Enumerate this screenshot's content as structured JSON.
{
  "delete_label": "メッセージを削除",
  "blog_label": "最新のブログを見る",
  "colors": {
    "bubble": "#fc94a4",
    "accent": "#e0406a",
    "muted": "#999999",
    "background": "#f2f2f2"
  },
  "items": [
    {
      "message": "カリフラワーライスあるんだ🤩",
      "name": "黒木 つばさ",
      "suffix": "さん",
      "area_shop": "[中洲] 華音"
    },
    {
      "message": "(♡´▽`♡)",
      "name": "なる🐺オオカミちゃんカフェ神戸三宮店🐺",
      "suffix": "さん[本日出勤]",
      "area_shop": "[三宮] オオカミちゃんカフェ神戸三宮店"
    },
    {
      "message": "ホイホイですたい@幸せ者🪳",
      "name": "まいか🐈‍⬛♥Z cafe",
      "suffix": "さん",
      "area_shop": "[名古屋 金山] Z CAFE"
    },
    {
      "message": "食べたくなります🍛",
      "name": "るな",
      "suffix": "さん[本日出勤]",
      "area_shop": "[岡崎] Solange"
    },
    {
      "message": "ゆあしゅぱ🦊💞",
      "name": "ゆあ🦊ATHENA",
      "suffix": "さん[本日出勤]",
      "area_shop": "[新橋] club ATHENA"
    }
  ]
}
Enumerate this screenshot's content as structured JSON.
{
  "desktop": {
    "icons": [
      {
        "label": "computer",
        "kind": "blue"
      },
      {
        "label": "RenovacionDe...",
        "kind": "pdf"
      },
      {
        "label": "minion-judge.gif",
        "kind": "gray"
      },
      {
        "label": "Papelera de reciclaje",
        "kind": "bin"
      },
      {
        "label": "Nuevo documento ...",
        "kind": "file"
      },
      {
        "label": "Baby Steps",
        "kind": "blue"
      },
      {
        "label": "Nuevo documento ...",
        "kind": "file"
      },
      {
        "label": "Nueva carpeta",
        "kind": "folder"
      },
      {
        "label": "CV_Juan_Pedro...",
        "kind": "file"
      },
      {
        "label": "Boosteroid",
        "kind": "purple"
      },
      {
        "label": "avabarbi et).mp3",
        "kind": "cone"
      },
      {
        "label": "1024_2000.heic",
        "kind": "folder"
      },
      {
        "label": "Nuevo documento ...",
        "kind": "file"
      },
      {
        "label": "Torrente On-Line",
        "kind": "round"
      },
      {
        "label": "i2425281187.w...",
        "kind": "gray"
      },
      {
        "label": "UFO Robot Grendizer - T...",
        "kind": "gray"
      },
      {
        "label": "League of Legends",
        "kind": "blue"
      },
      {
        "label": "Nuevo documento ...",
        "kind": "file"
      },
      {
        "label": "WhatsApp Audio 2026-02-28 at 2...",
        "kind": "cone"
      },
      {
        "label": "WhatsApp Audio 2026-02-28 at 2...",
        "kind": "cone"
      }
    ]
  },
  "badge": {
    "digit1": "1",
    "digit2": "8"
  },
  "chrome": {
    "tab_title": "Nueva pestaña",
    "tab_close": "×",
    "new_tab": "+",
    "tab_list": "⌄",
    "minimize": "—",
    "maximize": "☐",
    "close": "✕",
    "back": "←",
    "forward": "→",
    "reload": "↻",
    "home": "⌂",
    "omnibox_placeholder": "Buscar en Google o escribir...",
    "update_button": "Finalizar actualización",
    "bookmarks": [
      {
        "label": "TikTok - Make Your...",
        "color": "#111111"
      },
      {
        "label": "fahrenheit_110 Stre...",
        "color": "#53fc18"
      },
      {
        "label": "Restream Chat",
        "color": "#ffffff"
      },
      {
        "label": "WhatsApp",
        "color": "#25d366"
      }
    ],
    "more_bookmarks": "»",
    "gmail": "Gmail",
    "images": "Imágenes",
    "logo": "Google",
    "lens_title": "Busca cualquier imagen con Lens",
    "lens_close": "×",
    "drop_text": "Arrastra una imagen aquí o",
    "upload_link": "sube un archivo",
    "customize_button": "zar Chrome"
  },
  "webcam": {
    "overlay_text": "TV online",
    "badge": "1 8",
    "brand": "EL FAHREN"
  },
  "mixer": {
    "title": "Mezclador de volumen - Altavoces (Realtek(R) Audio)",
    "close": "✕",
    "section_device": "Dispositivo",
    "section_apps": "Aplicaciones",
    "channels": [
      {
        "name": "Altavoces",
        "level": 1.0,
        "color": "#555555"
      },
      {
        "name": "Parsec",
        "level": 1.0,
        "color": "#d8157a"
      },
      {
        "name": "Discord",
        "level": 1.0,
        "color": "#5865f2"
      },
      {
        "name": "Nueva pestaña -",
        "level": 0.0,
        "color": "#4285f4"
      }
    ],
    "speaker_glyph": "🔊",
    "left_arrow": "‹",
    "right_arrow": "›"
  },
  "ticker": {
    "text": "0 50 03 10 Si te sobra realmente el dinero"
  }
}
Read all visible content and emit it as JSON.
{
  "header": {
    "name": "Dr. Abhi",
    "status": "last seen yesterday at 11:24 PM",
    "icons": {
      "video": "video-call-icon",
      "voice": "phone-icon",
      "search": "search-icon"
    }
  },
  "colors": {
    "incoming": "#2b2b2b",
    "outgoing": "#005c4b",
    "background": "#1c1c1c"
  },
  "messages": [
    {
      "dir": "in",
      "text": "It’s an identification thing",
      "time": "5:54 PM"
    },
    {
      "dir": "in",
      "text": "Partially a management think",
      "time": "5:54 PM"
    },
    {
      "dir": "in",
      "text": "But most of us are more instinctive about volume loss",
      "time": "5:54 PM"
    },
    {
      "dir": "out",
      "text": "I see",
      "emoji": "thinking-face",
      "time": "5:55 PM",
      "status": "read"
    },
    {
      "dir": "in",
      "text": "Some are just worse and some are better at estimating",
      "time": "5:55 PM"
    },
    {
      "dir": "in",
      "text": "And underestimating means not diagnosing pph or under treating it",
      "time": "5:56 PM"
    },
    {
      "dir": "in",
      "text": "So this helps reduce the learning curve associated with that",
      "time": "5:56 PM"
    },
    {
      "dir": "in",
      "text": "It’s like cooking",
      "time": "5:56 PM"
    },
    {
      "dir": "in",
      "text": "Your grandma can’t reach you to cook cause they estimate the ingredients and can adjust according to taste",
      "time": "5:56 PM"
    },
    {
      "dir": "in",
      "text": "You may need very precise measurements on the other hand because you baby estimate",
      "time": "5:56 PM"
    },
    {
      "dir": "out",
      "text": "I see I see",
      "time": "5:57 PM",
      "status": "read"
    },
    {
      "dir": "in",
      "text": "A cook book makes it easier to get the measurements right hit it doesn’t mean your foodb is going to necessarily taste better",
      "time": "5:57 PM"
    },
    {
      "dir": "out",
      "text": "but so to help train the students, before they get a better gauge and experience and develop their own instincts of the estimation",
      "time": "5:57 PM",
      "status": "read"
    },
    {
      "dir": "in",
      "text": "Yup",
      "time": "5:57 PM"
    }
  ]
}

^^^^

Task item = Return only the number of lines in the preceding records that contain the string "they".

Answer to the exercise = 2